There can be movement directly in and out, more like arrows; and there can be psychic or relational movements that are more gradual, that circle through a layer at a time, savoring it. In a wonderful love affair, you might find yourself discovering yet another facet of your beloved; and you may discover another facet of yourself as it is discovered by your beloved. People grow and deepen gradually as they circumambulate their role repertoire.

Pathology can spiral downward as each loss evokes negative self-statements or compounding reactions from others or the environment. And people can be helped to spiral upward as healing impacts in a hundred ways. Most of the time in psychology it isn’t a single upward surge, the miracle drug, the cure. Even when such medicines make a big difference there are often layers of psychological co-morbidities, attitudes, habits, ways of carrying your body, that need to be reversed also. The mandala as spiral allows your clients to be patient with themselves, to recognize that restoring morale may require a hundred inputs of different kinds, from oneself, one’s therapist, one’s social network.

There are also relapses, realizing that, although one has made progress, there are still holes in the mind, the habit system, seductions, temptations, the strength of which hadn’t been fully appreciated or anticipated. The temptation is to give up: See, this proves I’m a total loser, top to bottom. The mandala of the spiral hints that there are “down” phases, that you need to go around again and as the song goes, pick yourself up, dust yourself off, and start all over again.

Finally, about the spiral as symbol, there is the hint that the spiral can expand beyond the boundaries of the mandala, arise like a DNA or even an expanding and more inclusive upward-opening cone. There’s a hint of future possibilities, the whole suggestion of new roles, role expansion, spiritual expansion.


As you contemplate center and outside, different parts in balance, re-balancing, you’re also developing a sense of self as a dynamic whole. There are parts that are less central to your values. (Recognizing that they’re there is part of the re-balancing of the shadow complex, knowing that even if you don’t value it, there are parts that are selfish and impatient and envious and hating...). You can use the mandala for a skill development in the area of self-acceptance. You have weaknesses, sure, but there are also strengths. You have vulnerabilities, but also resilience. You have handicaps, traumas, wounds, but also you have roles where you flourish, or at least potential skills and talents that can be useful. You can creatively re-balance yourself, re-invent yourself. You may have to shift your location geographically as well as socially—as the ugly duckling who was really a baby swan had to do— but this mandala of wholeness suggests a deep respect for the individual and the process of individuation.
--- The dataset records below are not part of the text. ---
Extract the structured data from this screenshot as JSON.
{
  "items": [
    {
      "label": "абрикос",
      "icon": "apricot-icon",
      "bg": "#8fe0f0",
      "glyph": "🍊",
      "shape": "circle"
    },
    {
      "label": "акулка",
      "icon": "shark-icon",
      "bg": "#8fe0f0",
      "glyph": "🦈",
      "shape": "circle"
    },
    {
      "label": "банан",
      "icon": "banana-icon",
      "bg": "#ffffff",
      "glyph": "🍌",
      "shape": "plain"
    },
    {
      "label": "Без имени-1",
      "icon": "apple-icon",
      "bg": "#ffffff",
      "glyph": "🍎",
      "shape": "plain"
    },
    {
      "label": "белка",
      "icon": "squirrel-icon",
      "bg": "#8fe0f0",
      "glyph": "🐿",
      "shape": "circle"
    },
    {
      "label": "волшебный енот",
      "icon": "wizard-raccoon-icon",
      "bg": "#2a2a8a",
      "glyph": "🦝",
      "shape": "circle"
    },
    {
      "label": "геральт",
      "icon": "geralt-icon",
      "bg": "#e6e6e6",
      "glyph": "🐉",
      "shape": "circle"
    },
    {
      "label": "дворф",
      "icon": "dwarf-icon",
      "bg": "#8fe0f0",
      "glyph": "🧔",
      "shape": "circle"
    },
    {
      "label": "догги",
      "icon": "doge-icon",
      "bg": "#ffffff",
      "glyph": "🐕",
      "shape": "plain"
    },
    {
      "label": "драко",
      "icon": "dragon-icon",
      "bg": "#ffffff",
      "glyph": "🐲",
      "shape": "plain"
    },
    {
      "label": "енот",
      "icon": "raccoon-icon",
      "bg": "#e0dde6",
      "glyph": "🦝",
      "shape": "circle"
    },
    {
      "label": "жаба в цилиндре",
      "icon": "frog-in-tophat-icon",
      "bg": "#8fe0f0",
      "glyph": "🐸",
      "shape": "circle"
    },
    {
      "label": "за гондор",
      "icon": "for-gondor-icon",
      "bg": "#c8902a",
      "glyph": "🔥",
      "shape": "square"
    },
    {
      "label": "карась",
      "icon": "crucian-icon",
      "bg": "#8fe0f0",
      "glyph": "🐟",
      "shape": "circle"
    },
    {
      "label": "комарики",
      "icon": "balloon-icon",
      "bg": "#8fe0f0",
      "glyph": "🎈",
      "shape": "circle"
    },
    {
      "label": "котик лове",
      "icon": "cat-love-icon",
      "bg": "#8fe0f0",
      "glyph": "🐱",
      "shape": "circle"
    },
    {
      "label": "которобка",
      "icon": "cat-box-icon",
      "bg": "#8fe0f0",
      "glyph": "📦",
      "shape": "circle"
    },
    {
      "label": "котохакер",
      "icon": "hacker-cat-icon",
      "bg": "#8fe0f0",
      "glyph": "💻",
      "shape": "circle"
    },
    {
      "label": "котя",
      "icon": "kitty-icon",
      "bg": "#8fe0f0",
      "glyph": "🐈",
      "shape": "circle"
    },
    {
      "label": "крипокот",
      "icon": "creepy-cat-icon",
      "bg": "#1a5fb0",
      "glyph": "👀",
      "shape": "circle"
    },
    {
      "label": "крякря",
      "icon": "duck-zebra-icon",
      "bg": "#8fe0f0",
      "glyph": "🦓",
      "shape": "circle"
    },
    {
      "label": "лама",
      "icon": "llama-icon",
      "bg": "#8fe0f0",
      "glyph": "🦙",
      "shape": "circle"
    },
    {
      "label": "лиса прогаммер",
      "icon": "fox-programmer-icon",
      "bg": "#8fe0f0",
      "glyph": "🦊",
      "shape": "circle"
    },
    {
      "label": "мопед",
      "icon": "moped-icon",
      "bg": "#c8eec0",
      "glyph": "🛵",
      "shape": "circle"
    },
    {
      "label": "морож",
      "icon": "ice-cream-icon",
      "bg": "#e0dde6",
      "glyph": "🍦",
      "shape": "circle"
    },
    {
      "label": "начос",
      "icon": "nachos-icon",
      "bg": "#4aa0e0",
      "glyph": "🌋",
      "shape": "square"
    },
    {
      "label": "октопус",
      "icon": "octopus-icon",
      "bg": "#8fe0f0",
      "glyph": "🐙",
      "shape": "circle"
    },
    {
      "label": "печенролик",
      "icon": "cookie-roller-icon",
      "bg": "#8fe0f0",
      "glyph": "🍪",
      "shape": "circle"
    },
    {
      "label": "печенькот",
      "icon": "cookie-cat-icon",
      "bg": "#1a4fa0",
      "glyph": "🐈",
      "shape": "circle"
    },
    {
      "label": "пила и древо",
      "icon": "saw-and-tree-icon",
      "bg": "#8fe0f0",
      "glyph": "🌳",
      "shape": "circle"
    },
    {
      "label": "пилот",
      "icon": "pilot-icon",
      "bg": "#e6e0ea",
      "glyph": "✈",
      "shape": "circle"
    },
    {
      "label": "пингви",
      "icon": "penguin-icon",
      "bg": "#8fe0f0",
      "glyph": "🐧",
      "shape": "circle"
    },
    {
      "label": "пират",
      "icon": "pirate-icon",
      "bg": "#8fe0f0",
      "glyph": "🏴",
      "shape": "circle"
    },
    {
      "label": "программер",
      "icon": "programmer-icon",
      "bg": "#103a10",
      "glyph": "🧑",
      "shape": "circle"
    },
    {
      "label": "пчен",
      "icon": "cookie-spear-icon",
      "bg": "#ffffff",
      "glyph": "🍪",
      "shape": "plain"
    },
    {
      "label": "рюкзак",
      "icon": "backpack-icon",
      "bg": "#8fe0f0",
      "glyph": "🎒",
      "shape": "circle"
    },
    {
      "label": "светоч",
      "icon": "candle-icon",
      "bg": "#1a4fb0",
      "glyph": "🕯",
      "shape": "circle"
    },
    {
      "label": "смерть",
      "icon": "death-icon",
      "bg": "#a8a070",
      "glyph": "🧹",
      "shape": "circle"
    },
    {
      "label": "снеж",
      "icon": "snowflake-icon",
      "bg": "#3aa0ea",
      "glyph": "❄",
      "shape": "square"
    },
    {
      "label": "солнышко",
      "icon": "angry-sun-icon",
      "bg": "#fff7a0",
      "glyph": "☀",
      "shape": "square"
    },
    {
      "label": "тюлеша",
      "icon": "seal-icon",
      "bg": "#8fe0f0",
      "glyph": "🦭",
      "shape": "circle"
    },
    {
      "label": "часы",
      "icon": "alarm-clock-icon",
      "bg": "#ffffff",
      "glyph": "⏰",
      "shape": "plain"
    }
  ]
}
Summary of Mandala as Evocative Metaphor

In the next (related, part 2) webpage I'll describe some practical applications of these principles. The point is that the mandala has a number of features that suggest deep dynamics in the psyche and in life. I may expand this discourse further, and I’m open to your emailing me with your ideas. If I use them, I’ll mention your name on the revised webpage.   Email to

References: Mandalas

Argüelles, José & Miriam. (1972). Mandala. Berkeley, CA: Shambala. (This was a classic in the field and deeply influenced me; and has a fairly extensive further bibliography).

Bartfield, Martha & Hutchinson, Alberta. (2009). Mandala designs: infinite coloring. Mineola, NY: Dover.

Blatner, Adam (2008). Mandalas and Soul Lessons. Part of Lecture Series on "Deep Maturity" for Senior University Georgetown. On this website.

Cunningham, Bailey. (2002). Mandala: journey to the center. New York: DK Publishing. (See also the author’s website )

Dahlke, Rudiger. (1992). Mandalas of the world: a meditating and painting guide. New York: Sterling.

Fontana, David. (2005). Meditating with mandalas. London: Duncan Baird.

Khanna, Madhu. (1979). Yantra: the tantric symbol of cosmic unity. London: Thames & Hudson.